Sharp, Granville 1735-1813
Born in Durham, England, on November 21 (November 10, old style), 1735, Granville Sharp is best known as being the prime mover in the abolition of slavery in England; one might even say that he was the force behind the British abolitionist William Wilberforce. He also launched a Bible society, saved a Christian denomination from annihilation, and even founded a nation. Such activities were matched only by his literary efforts. Although he had little formal education, his writings covered seemingly disparate topics—from Greek and Hebrew to theology, music, agriculture, and social causes, especially the cause of freedom for the black slave. An Englishman who never set foot outside his homeland, Sharp influenced the causes of liberty in three American wars (the Revolutionary War, the War of 1812, and the Civil War) by his theological- political writings.
As an indefatigable abolitionist, Sharp initiated a legal case in 1772. A slave from Virginia, James Somerset, had come to England with his master. Sharp successfully argued that either none of the laws of Virginia applied in England or all of them did. The verdict was pronounced on June 22, 1772: “As soon as any slave sets his foot on English ground, he becomes free.”
On May 22, 1787, he was elected the chairman of the newly formed Society for the Abolition of the Slave Trade because he was, in the words of his biographer, the “father of the cause in England.” Although Wilberforce was the spokesman for the society before Parliament, Sharp was especially active in getting public opinion on its side. After a twenty-year battle, in March 1807 Parliament banned the slave trade. However, the abolition of slavery from the British Empire—Sharp’s ultimate goal—would not occur until 1833, twenty years after his death, on July 6, 1813, in London.
After the American Revolution, many former slaves who had fought on the side of the British in exchange for their freedom were now homeless in the streets of London. Several of them wanted to return to their native continent, and they sought Sharp for advice. He was able to procure ships and funds from the British government, as well as a large piece of land in West Africa. The new colony, Sierra Leone, was founded in April 1787. Granville Town was the name they gave their first settlement in honor of Sharp, though the name was later changed to Freetown. In 1961 Sierra Leone became an independent state.
Sharp made three major contributions to the Christian faith, to which he was deeply committed. First, he rescued the Episcopalian denomination in America. The clergy were required to swear allegiance to the crown, an ethical impossibility after the Revolutionary War. Even as early as 1777, Sharp worked toward an independent Episcopacy in America. Ten years later, principally because of Sharp’s influence, American clergy could be ordained without taking such an oath of allegiance. Second, in 1804 he became the first chairman of the British and Foreign Bible Society, the first Bible society in the world. Third, Sharp’s many writings (nearly seventy books and pamphlets) focused especially on integrating social causes with Christian beliefs, as well as on the original languages of the Bible (Greek and Hebrew). He is especially known for the “Granville Sharp rule,” a principle of Greek syntax that he discovered as affirming the New Testament teaching of the deity of Christ.

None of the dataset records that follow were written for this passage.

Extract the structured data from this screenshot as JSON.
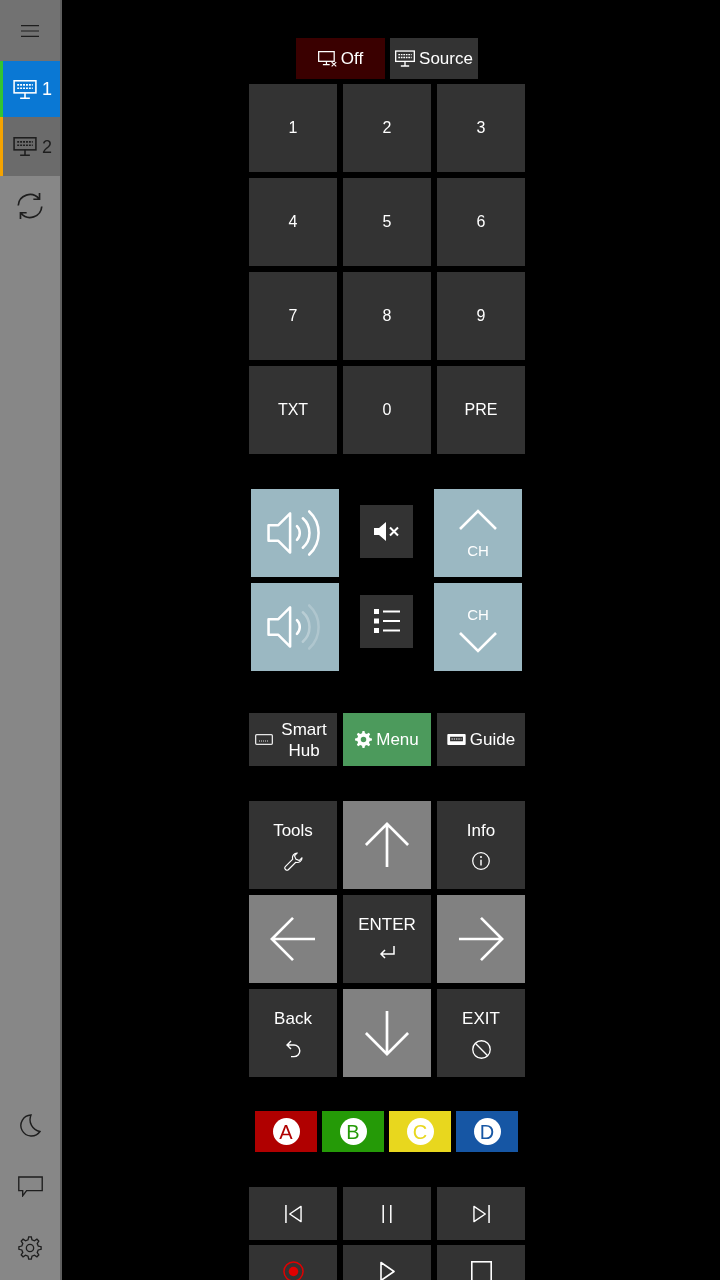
{
  "sidebar": {
    "devices": [
      {
        "label": "1",
        "selected": true,
        "color": "#33c433"
      },
      {
        "label": "2",
        "selected": false,
        "color": "#f5a300"
      }
    ]
  },
  "power_row": [
    {
      "kind": "off",
      "label": "Off"
    },
    {
      "kind": "source",
      "label": "Source"
    }
  ],
  "keypad": [
    "1",
    "2",
    "3",
    "4",
    "5",
    "6",
    "7",
    "8",
    "9",
    "TXT",
    "0",
    "PRE"
  ],
  "volume_channel": {
    "channel_up": {
      "label": "CH"
    },
    "channel_down": {
      "label": "CH"
    }
  },
  "menu_row": [
    {
      "kind": "smart_hub",
      "label": "Smart Hub"
    },
    {
      "kind": "menu",
      "label": "Menu"
    },
    {
      "kind": "guide",
      "label": "Guide"
    }
  ],
  "navigation": [
    {
      "kind": "tools",
      "label": "Tools"
    },
    {
      "kind": "up"
    },
    {
      "kind": "info",
      "label": "Info"
    },
    {
      "kind": "left"
    },
    {
      "kind": "enter",
      "label": "ENTER"
    },
    {
      "kind": "right"
    },
    {
      "kind": "back",
      "label": "Back"
    },
    {
      "kind": "down"
    },
    {
      "kind": "exit",
      "label": "EXIT"
    }
  ],
  "color_buttons": [
    {
      "label": "A",
      "color": "#b00000"
    },
    {
      "label": "B",
      "color": "#259a07"
    },
    {
      "label": "C",
      "color": "#e8d71e"
    },
    {
      "label": "D",
      "color": "#1656a4"
    }
  ],
  "media": [
    {
      "kind": "previous"
    },
    {
      "kind": "pause"
    },
    {
      "kind": "next"
    },
    {
      "kind": "record"
    },
    {
      "kind": "play"
    },
    {
      "kind": "stop"
    }
  ]
}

SEE ALSO Slavery
Hoare, Prince. 1828. Memoirs of Granville Sharp, Esq. Composed from His Own Manuscripts and Other Authentic Documents in the Possession of His Family and of the African Institution. 2nd ed. 2 vols. London: Henry Colburn.
Wallace, Daniel B. 1998. Granville Sharp: A Model of Evangelical Scholarship and Social Activism. Journal of the Evangelical Theological Society 41 (4): 591-613.
Daniel B. Wallace
Granville Sharp, 1735–1813, English reformer, scholar, and abolitionist. In 1772 he won a case establishing the principle that any slave would become free upon reaching British land. Sharp continued his abolitionist activities, notably the promotion of a colony of former slaves in Sierra Leone, which was unsuccessful. In 1776 he began agitation against the impressment of seamen. Later he founded a Bible society. Self-taught in Greek and Hebrew, he was noted for his studies in biblical texts. He also wrote many pamphlets on political questions.
See Prince Hoare, Memoirs of Granville Sharp (1820, 2d ed. 1828); study by E. C. P. Lascelles (1928, repr. 1969).